In Ireland, former presidential aspirant Gemma O’Doherty has recently had her YouTube account deleted, because of claims of xenophobia, prompting a modest, but enduring, protest outside Google HQ on Dublin’s Barrow St.
For their part, exiles from the mainstream platforms, and their sympathisers (including free speech absolutists, who don’t necessarily align with them politically), have had to come up with creative solutions to what they see as encroachment on the open exchange of ideas.
This has resulted in alternative platforms, including Twitter clone Gab, whose slogan is, “a social network that champions free speech, individual liberty, and the free flow of information online,” and which has become a magnet for anti-Semites and racists.
Gab recently moved its software to a decentralised, ‘federated’ system, called Mastodon, having been temporarily shut down by its hosting provider. Psychology professor and self-styled free speech defender, Jordan Peterson, is also planning to launch a new platform, ThinkSpot, “an intellectual playground for censorship-free discourse,” which is sure to be popular.
There have also been attempts to recover revenue streams when they are removed from a user’s channel, often YouTube’s first move for contentious content.
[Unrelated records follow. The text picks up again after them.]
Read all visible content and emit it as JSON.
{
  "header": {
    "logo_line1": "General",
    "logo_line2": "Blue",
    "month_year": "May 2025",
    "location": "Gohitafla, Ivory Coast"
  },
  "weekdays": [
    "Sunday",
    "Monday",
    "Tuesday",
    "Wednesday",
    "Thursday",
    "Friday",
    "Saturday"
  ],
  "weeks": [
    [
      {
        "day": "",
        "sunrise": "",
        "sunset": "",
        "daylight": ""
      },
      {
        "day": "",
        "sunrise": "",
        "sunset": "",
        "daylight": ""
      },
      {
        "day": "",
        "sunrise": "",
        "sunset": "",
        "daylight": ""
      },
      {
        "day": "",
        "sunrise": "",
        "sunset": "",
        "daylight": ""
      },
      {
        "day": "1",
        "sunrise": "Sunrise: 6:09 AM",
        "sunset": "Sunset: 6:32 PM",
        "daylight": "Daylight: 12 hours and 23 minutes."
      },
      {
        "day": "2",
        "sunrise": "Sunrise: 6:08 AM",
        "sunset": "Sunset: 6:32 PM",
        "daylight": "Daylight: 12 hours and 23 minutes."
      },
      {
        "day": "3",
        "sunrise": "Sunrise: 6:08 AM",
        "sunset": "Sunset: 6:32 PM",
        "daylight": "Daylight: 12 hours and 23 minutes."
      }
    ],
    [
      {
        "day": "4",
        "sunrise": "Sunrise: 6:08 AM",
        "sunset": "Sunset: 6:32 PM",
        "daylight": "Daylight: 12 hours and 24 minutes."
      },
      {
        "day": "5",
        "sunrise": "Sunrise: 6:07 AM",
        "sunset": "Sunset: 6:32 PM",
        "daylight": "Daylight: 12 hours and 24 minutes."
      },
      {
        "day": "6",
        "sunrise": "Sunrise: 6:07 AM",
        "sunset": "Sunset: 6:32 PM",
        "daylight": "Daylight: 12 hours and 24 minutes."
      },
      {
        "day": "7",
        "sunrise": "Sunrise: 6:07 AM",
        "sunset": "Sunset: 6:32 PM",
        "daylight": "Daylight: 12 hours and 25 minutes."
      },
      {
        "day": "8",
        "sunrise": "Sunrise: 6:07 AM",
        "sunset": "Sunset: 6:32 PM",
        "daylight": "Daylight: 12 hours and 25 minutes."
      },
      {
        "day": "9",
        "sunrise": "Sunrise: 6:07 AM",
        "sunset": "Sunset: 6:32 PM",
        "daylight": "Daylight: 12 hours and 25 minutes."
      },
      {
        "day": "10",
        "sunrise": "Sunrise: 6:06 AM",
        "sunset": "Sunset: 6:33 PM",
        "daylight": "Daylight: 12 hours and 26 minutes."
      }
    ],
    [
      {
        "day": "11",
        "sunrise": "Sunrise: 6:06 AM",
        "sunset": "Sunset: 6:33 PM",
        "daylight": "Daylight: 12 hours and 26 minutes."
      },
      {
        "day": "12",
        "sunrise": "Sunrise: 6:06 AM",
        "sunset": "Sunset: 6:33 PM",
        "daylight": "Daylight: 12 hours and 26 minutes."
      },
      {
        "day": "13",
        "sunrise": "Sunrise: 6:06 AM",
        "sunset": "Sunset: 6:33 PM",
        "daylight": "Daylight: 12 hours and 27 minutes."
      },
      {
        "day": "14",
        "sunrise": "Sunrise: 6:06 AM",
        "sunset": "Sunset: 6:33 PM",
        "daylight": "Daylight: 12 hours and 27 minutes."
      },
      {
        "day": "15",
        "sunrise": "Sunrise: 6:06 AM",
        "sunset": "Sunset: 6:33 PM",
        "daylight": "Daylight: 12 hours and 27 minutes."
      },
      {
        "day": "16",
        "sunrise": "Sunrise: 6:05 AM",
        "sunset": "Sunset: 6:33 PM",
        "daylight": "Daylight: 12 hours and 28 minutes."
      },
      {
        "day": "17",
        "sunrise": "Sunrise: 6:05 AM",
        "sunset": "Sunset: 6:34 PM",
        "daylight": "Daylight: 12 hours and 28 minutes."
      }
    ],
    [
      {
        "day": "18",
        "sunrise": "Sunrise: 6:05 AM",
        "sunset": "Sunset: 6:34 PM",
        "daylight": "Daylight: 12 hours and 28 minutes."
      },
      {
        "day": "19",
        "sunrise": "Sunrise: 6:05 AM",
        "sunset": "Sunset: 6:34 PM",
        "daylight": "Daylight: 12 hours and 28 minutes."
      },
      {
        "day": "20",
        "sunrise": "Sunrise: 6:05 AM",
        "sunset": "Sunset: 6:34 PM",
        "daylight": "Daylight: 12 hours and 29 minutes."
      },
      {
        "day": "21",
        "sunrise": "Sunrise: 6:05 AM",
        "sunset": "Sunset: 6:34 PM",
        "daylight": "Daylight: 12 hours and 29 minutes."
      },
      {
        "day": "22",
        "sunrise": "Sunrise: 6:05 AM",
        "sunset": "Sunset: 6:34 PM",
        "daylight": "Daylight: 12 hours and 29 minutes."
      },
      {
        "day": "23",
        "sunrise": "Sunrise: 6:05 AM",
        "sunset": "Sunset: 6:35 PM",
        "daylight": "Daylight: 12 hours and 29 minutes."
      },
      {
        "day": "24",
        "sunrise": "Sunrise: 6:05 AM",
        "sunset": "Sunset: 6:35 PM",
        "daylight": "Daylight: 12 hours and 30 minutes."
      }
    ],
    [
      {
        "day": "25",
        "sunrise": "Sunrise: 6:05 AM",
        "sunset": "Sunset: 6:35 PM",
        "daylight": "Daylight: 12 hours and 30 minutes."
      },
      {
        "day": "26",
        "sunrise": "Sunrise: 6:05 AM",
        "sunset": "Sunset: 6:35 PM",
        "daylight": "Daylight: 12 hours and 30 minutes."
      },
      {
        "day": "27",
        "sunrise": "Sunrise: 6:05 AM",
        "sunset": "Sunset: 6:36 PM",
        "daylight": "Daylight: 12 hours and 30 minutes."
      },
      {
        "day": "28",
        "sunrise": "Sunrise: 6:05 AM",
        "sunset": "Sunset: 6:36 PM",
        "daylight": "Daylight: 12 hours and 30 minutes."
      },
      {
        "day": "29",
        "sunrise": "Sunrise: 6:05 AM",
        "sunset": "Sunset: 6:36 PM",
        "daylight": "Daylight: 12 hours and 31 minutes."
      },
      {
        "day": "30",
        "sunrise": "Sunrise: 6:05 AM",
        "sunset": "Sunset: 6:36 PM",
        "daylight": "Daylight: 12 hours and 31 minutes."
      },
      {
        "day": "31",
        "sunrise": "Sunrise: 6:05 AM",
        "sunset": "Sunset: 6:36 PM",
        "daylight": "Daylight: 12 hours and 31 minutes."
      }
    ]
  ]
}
This was initially an attraction of using a third-party service like Patreon, where patrons can support content creators for what they post on mainstream platforms, while still maintaining independence from them.
However, Patreon, too, has fallen out of favour with those on the right, after shutting down the accounts of certain controversial figures, such as Sargon of Akkad and Milo Yiannopoulos, for hate speech, inspiring an exodus of conservative users from the service.
Digital cryptocurrency Bitcoin is ubiquitous in particular online groups, and it is stable, in the sense that it cannot be ‘switched off’, but is cumbersome and not regular or reliable.
More recently, software solution Entropy was launched as a kind of ‘wrapper’ around YouTube live streams, claiming to facilitate much of the same functionality that YouTube disables for contentious accounts — including user donations.
What the Cloudflare decision reveals is that it is not just whether or not a specific account is shut down on a particular platform, but it is also the very plumbing of the internet, which is in the hands of private technology companies.
Most people will not weep over the plight of 8chan, but it does put the situation into focus.
And there are a number of layers in hosting content such as the El Paso murderer’s manifesto, and, arguably, a number of layers of culpability in facilitating the dissemination of hateful propaganda.
Server hosts, security providers, domain registrars, payment companies, crowdfunding platforms, and myriad other discreet service providers all conspire to bring you the websites that you read every day — and the divisive hate that you probably don’t — and they can take it away, too.
Despite a lot of hand-wringing, legislators have so far failed to regulate social platforms — while many human rights and privacy advocates query whether they should at all — so, in the meantime, private technology companies remain the arbiters of acceptable content on the internet.
This creates something of an arms race, as popular service providers — whether for narrow commercial reasons or an unwavering commitment to basic decency — offload users that they allege promote hate and division, and the users seek, and usually find, alternatives.
While Cloudflare is the de facto standard for website defence, there are competitors, many of whom are sure to be less scrupulous (or more impervious to public pressure, depending on your perspective), so 8chan will be back online soon enough, though it remains to be seen for how long.